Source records
⟨
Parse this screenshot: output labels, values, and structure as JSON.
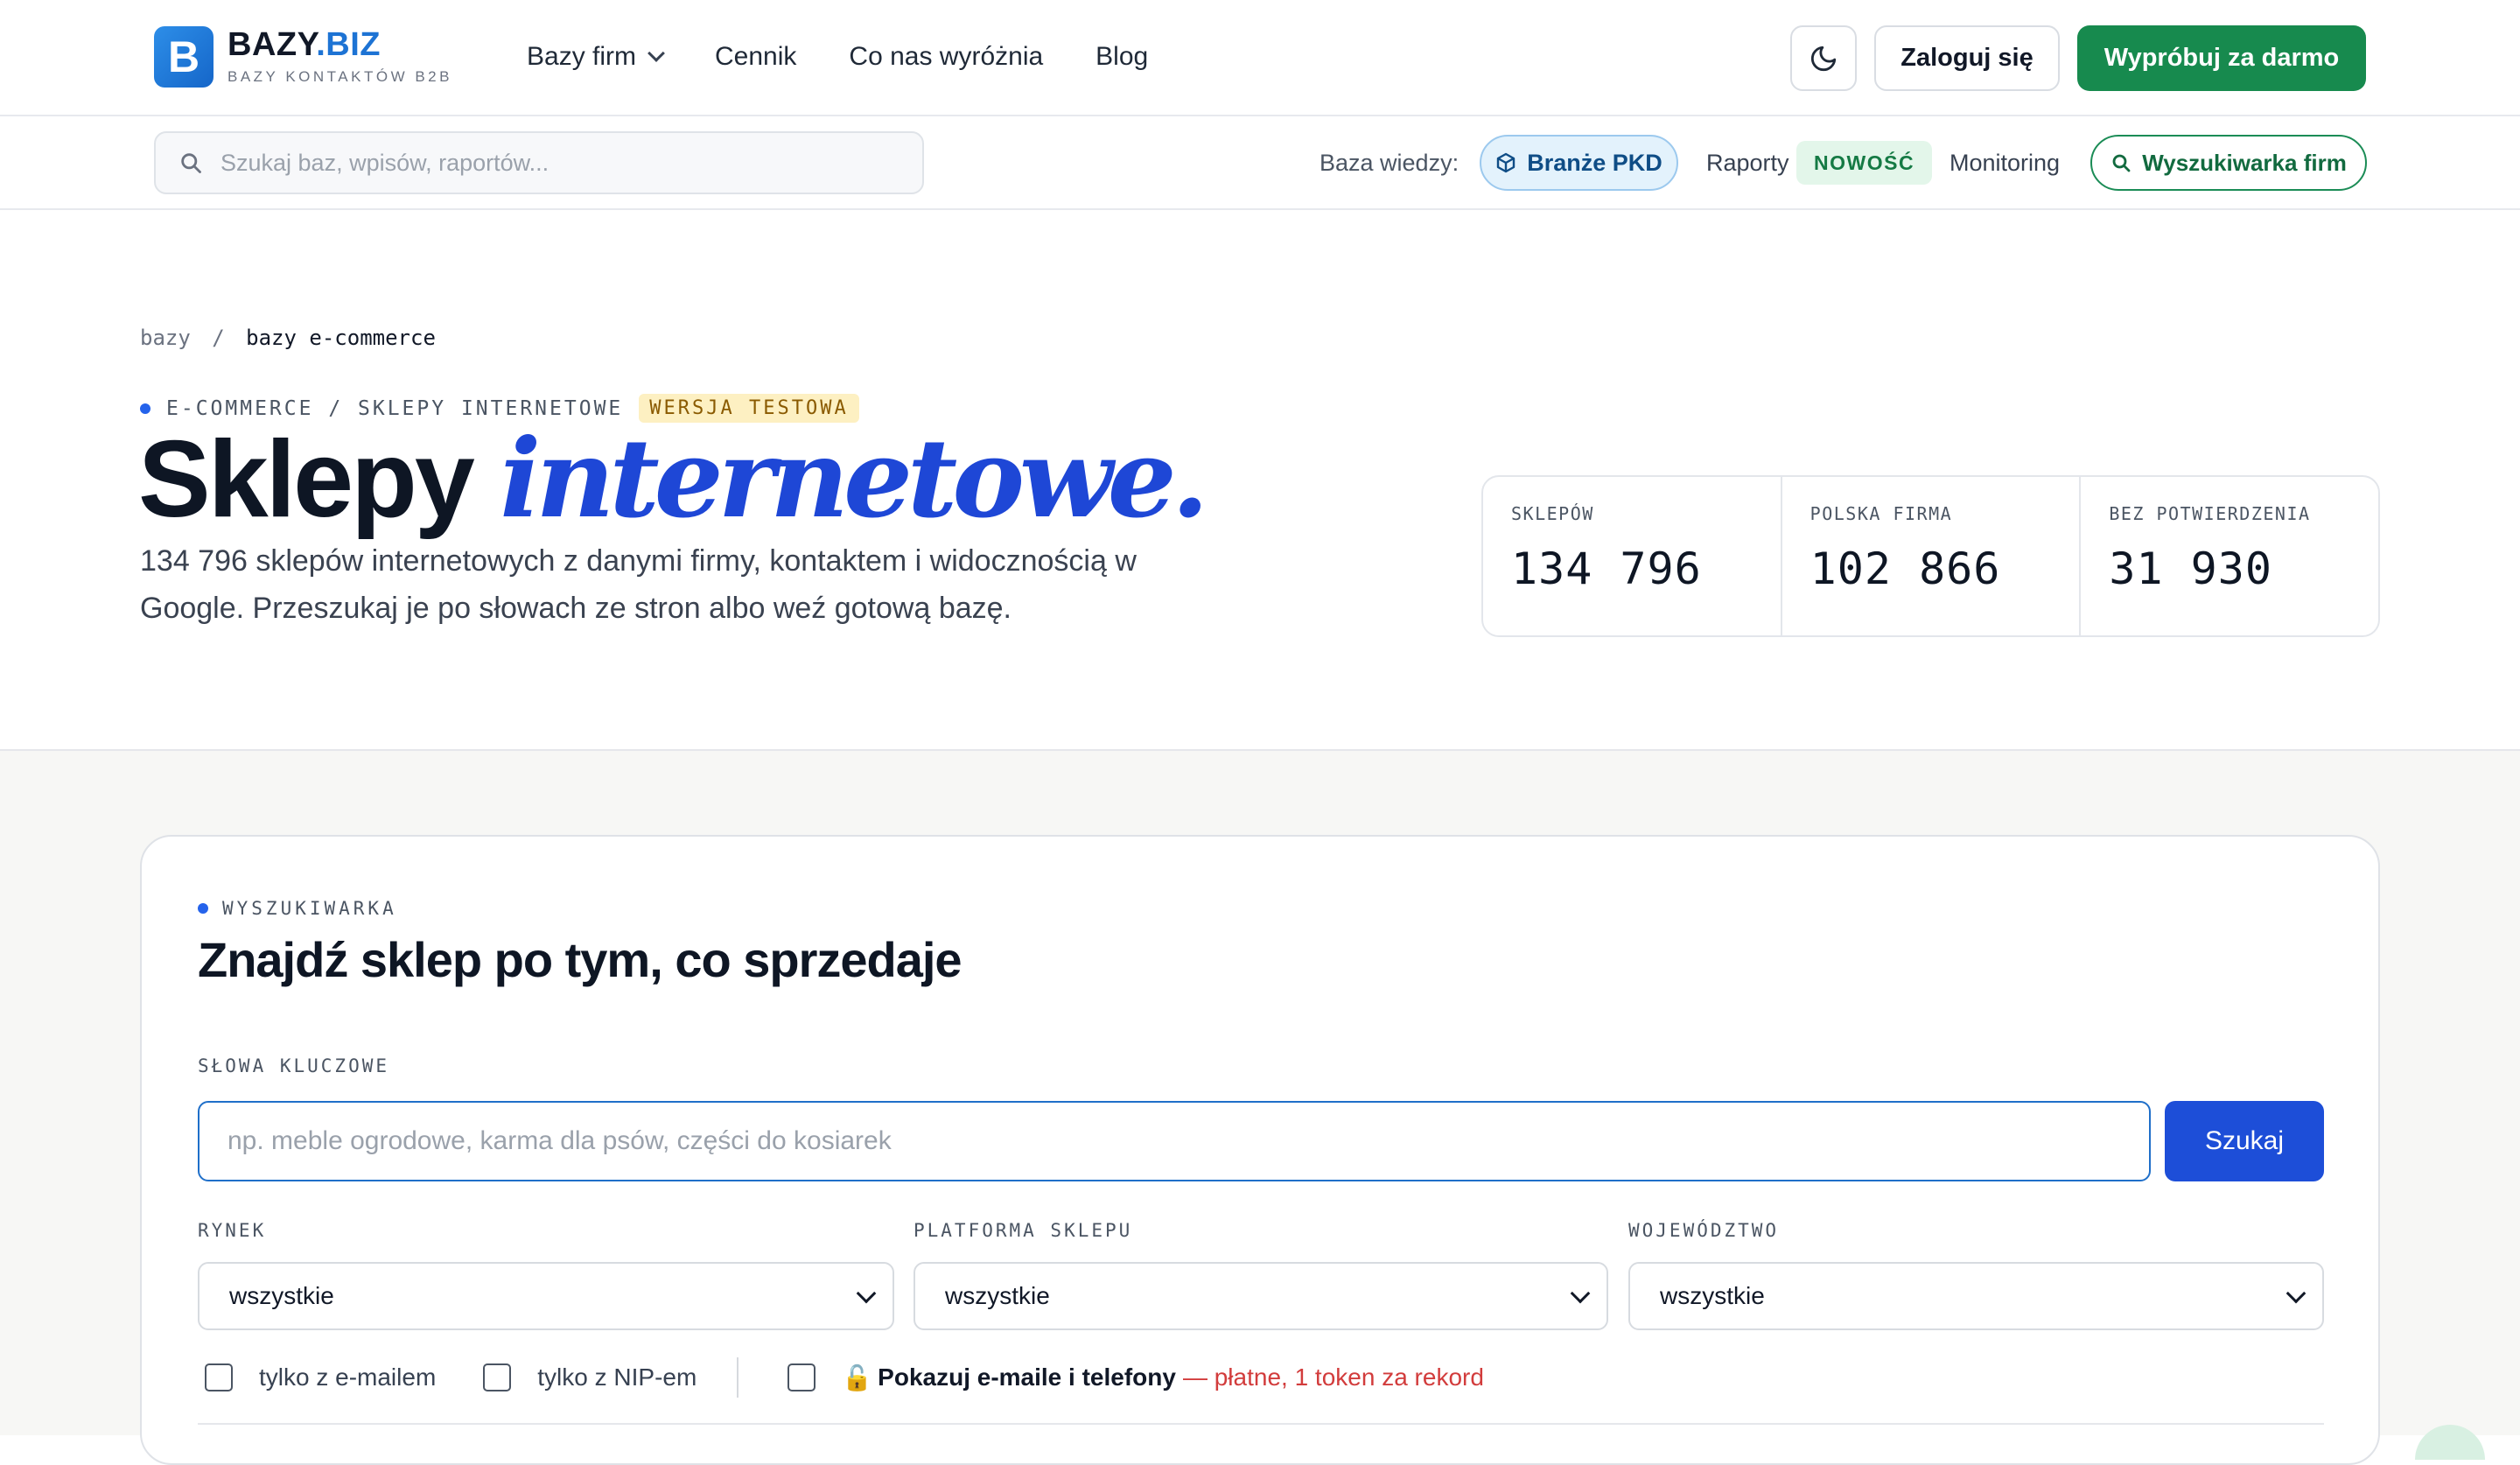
{
  "header": {
    "logo_letter": "B",
    "logo_name": "BAZY",
    "logo_tld": ".BIZ",
    "logo_sub": "BAZY KONTAKTÓW B2B",
    "nav": [
      {
        "label": "Bazy firm",
        "dropdown": true
      },
      {
        "label": "Cennik"
      },
      {
        "label": "Co nas wyróżnia"
      },
      {
        "label": "Blog"
      }
    ],
    "login_label": "Zaloguj się",
    "trial_label": "Wypróbuj za darmo"
  },
  "subbar": {
    "search_placeholder": "Szukaj baz, wpisów, raportów...",
    "kb_label": "Baza wiedzy:",
    "pkd_label": "Branże PKD",
    "raporty_label": "Raporty",
    "new_badge": "NOWOŚĆ",
    "monitoring_label": "Monitoring",
    "company_search_label": "Wyszukiwarka firm"
  },
  "hero": {
    "breadcrumb": {
      "root": "bazy",
      "sep": "/",
      "current": "bazy e-commerce"
    },
    "eyebrow": "E-COMMERCE / SKLEPY INTERNETOWE",
    "test_badge": "WERSJA TESTOWA",
    "title_plain": "Sklepy",
    "title_accent": "internetowe.",
    "lead": "134 796 sklepów internetowych z danymi firmy, kontaktem i widocznością w Google. Przeszukaj je po słowach ze stron albo weź gotową bazę.",
    "stats": [
      {
        "label": "SKLEPÓW",
        "value": "134 796"
      },
      {
        "label": "POLSKA FIRMA",
        "value": "102 866"
      },
      {
        "label": "BEZ POTWIERDZENIA",
        "value": "31 930"
      }
    ]
  },
  "search": {
    "eyebrow": "WYSZUKIWARKA",
    "title": "Znajdź sklep po tym, co sprzedaje",
    "kw_label": "SŁOWA KLUCZOWE",
    "kw_placeholder": "np. meble ogrodowe, karma dla psów, części do kosiarek",
    "submit_label": "Szukaj",
    "filters": [
      {
        "label": "RYNEK",
        "value": "wszystkie"
      },
      {
        "label": "PLATFORMA SKLEPU",
        "value": "wszystkie"
      },
      {
        "label": "WOJEWÓDZTWO",
        "value": "wszystkie"
      }
    ],
    "checks": {
      "email_only": "tylko z e-mailem",
      "nip_only": "tylko z NIP-em",
      "show_contacts": "Pokazuj e-maile i telefony",
      "paid_note": "— płatne, 1 token za rekord",
      "lock_icon": "🔓"
    }
  },
  "colors": {
    "brand_green": "#178a4e",
    "accent_blue": "#1e47d6",
    "button_blue": "#1d4ed8",
    "paid_red": "#d23c3c"
  }
}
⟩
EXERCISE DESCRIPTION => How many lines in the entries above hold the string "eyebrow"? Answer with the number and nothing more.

EXERCISE RESPONSE => 2